RECORDS SHOWN

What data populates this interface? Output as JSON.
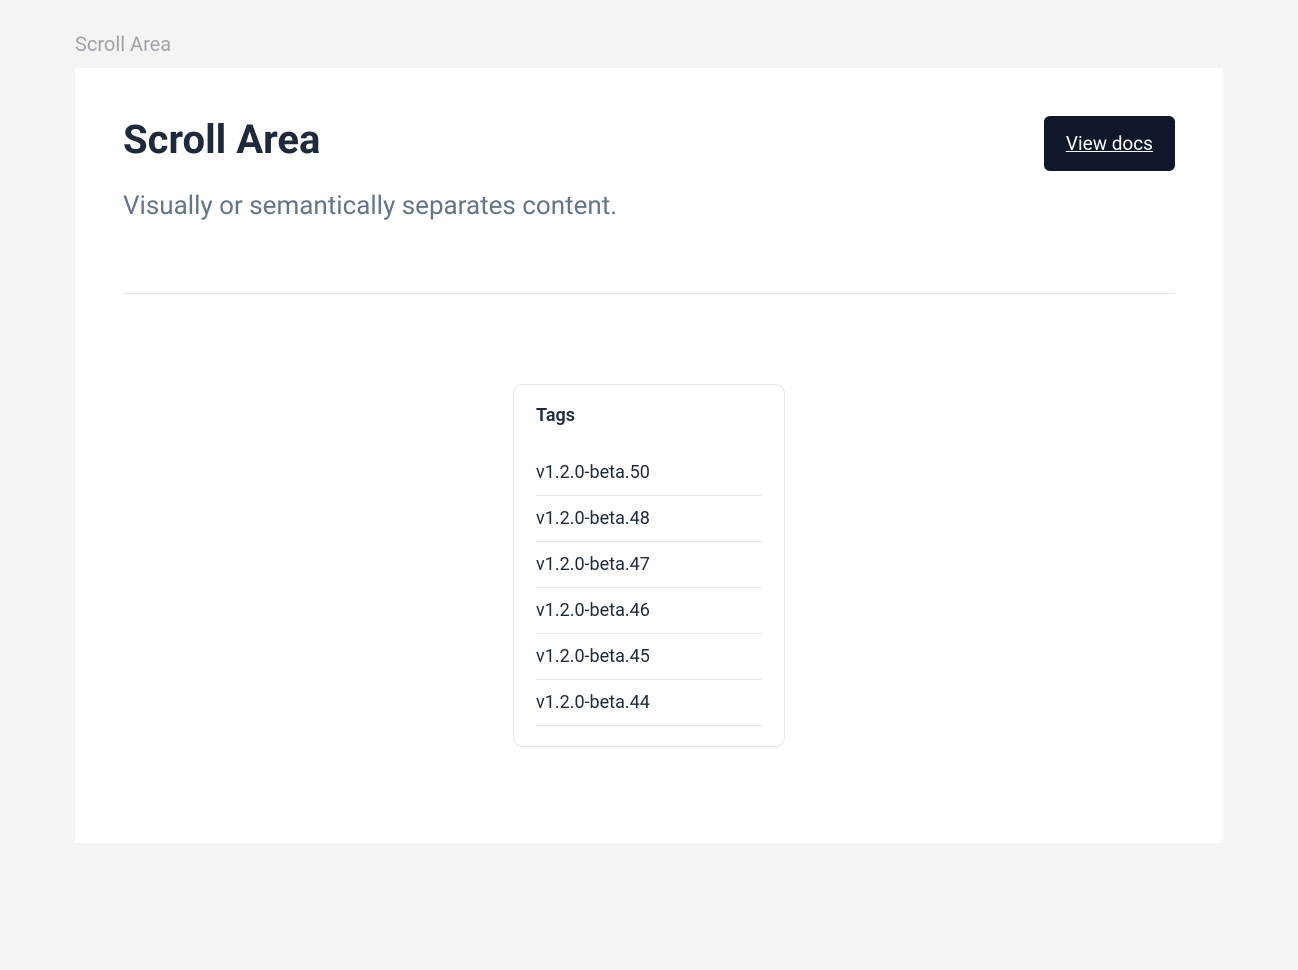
{
  "breadcrumb": "Scroll Area",
  "header": {
    "title": "Scroll Area",
    "subtitle": "Visually or semantically separates content.",
    "view_docs_label": "View docs"
  },
  "scroll_box": {
    "title": "Tags",
    "tags": [
      "v1.2.0-beta.50",
      "v1.2.0-beta.48",
      "v1.2.0-beta.47",
      "v1.2.0-beta.46",
      "v1.2.0-beta.45",
      "v1.2.0-beta.44"
    ]
  }
}
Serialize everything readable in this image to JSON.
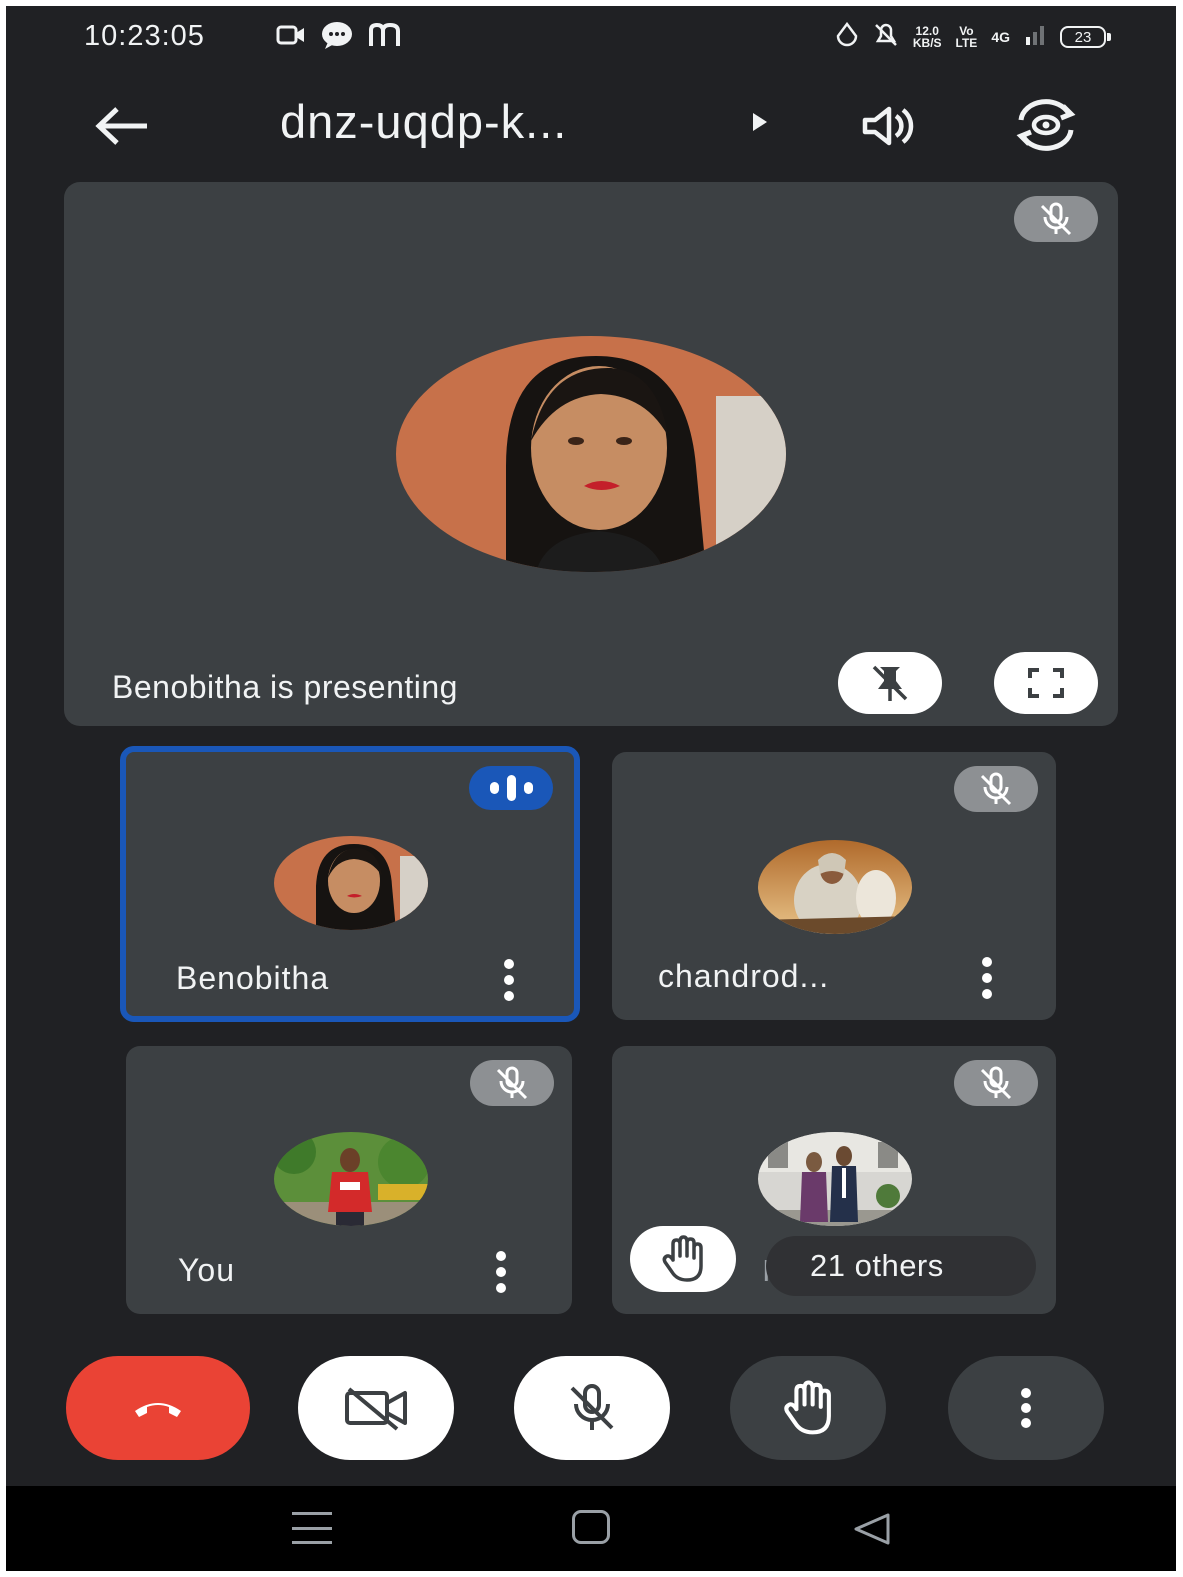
{
  "status_bar": {
    "time": "10:23:05",
    "network_speed_value": "12.0",
    "network_speed_unit": "KB/S",
    "volte_top": "Vo",
    "volte_bottom": "LTE",
    "network_type": "4G",
    "battery": "23",
    "left_app_icons": [
      "video-camera-icon",
      "chat-bubble-icon",
      "m-app-icon"
    ],
    "right_icons": [
      "drop-icon",
      "bell-muted-icon",
      "signal-icon",
      "battery-icon"
    ]
  },
  "header": {
    "meeting_code": "dnz-uqdp-k...",
    "icons": [
      "back-arrow-icon",
      "play-arrow-icon",
      "speaker-icon",
      "switch-camera-icon"
    ]
  },
  "main_tile": {
    "presenting_text": "Benobitha is presenting",
    "icons": [
      "mic-off-icon",
      "unpin-icon",
      "fullscreen-icon"
    ]
  },
  "participants": [
    {
      "name": "Benobitha",
      "state": "speaking"
    },
    {
      "name": "chandrod...",
      "state": "muted"
    },
    {
      "name": "You",
      "state": "muted"
    },
    {
      "name": "Im",
      "state": "muted"
    }
  ],
  "others_count": "21 others",
  "controls": [
    "end-call",
    "camera-off",
    "mic-off",
    "raise-hand",
    "more-options"
  ],
  "colors": {
    "background": "#202124",
    "tile": "#3c4043",
    "active_speaker": "#1a57b8",
    "end_call": "#ea4335",
    "muted_badge": "#8d9093"
  }
}
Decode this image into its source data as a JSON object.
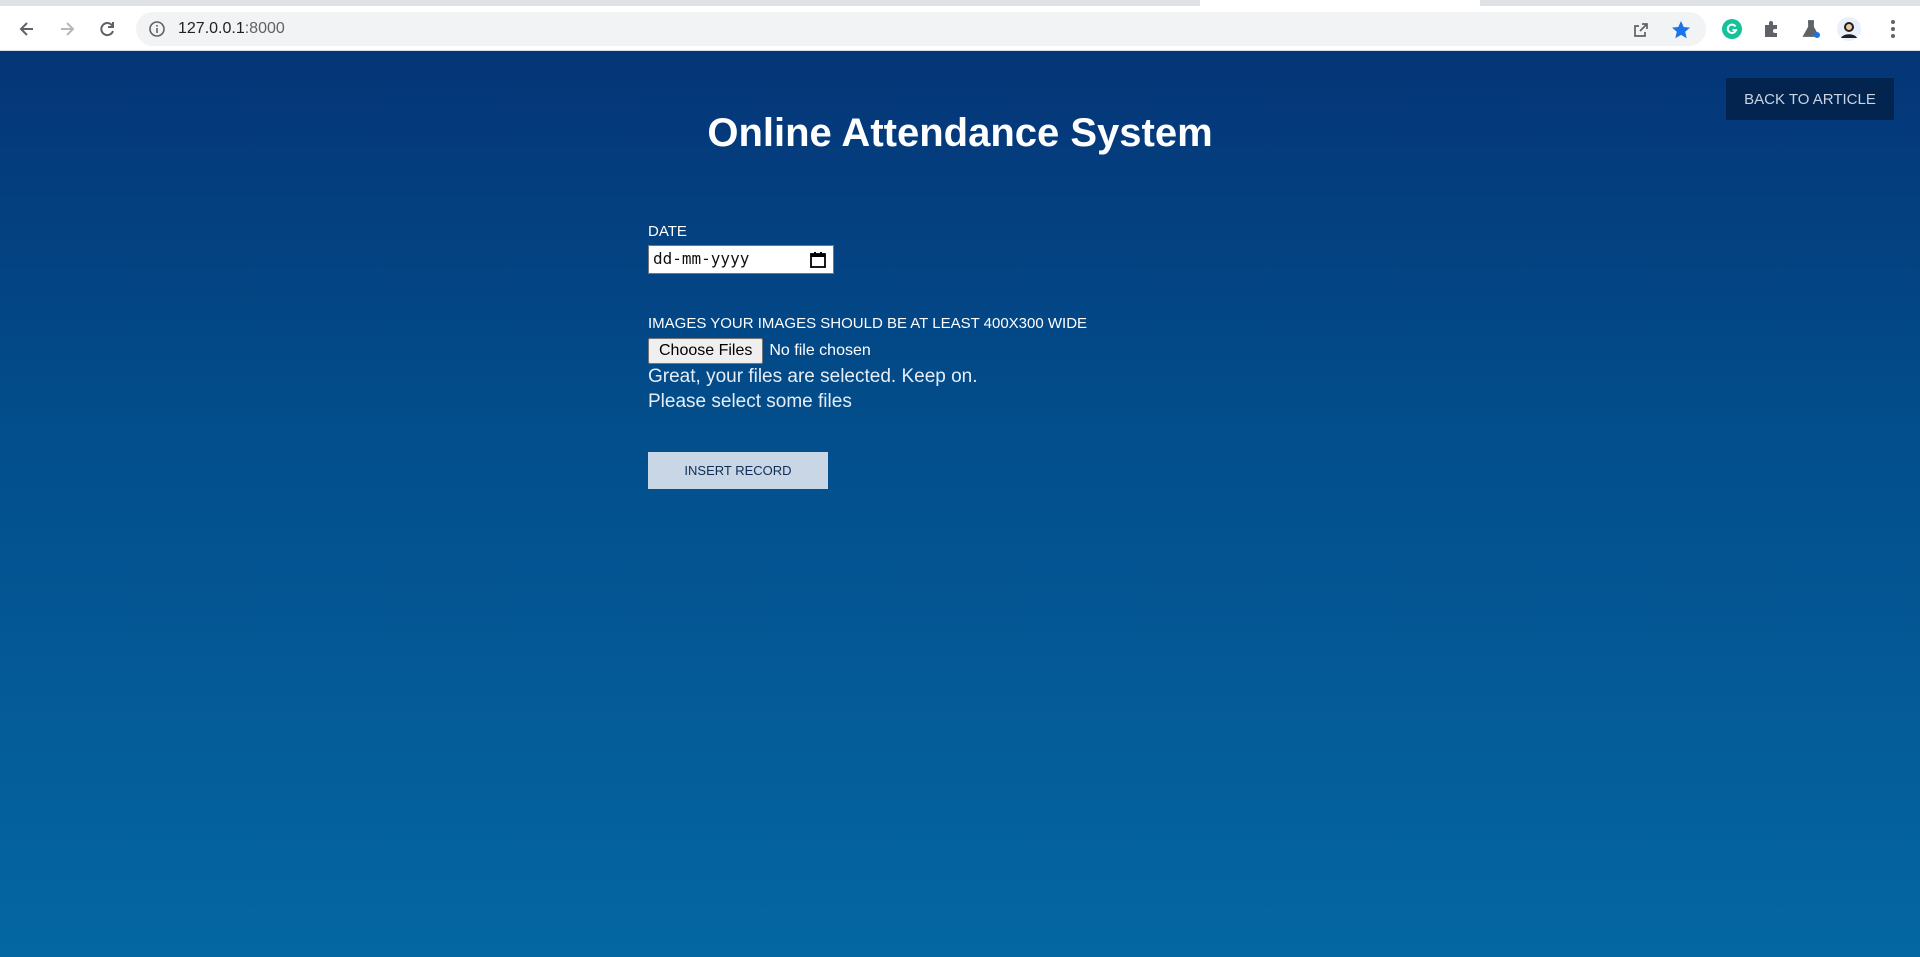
{
  "browser": {
    "url_host": "127.0.0.1",
    "url_port": ":8000",
    "icons": [
      "back-icon",
      "forward-icon",
      "reload-icon",
      "site-info-icon",
      "share-icon",
      "bookmark-star-icon",
      "grammarly-extension-icon",
      "extensions-puzzle-icon",
      "lab-flask-icon",
      "profile-avatar",
      "menu-kebab-icon"
    ],
    "accent": "#1a73e8"
  },
  "page": {
    "back_button": "BACK TO ARTICLE",
    "title": "Online Attendance System",
    "date_label": "DATE",
    "date_placeholder": "dd-mm-yyyy",
    "images_label": "IMAGES YOUR IMAGES SHOULD BE AT LEAST 400X300 WIDE",
    "choose_files": "Choose Files",
    "no_file": "No file chosen",
    "selected_msg": "Great, your files are selected. Keep on.",
    "select_prompt": "Please select some files",
    "insert_button": "INSERT RECORD",
    "colors": {
      "gradient_top": "#043577",
      "gradient_bottom": "#0467a2",
      "back_button_bg": "#03244f",
      "insert_button_bg": "#c8d6e5"
    }
  }
}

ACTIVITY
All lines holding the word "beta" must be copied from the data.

RESULT FOR THIS TASK
      "v1.2.0-beta.50",
      "v1.2.0-beta.48",
      "v1.2.0-beta.47",
      "v1.2.0-beta.46",
      "v1.2.0-beta.45",
      "v1.2.0-beta.44"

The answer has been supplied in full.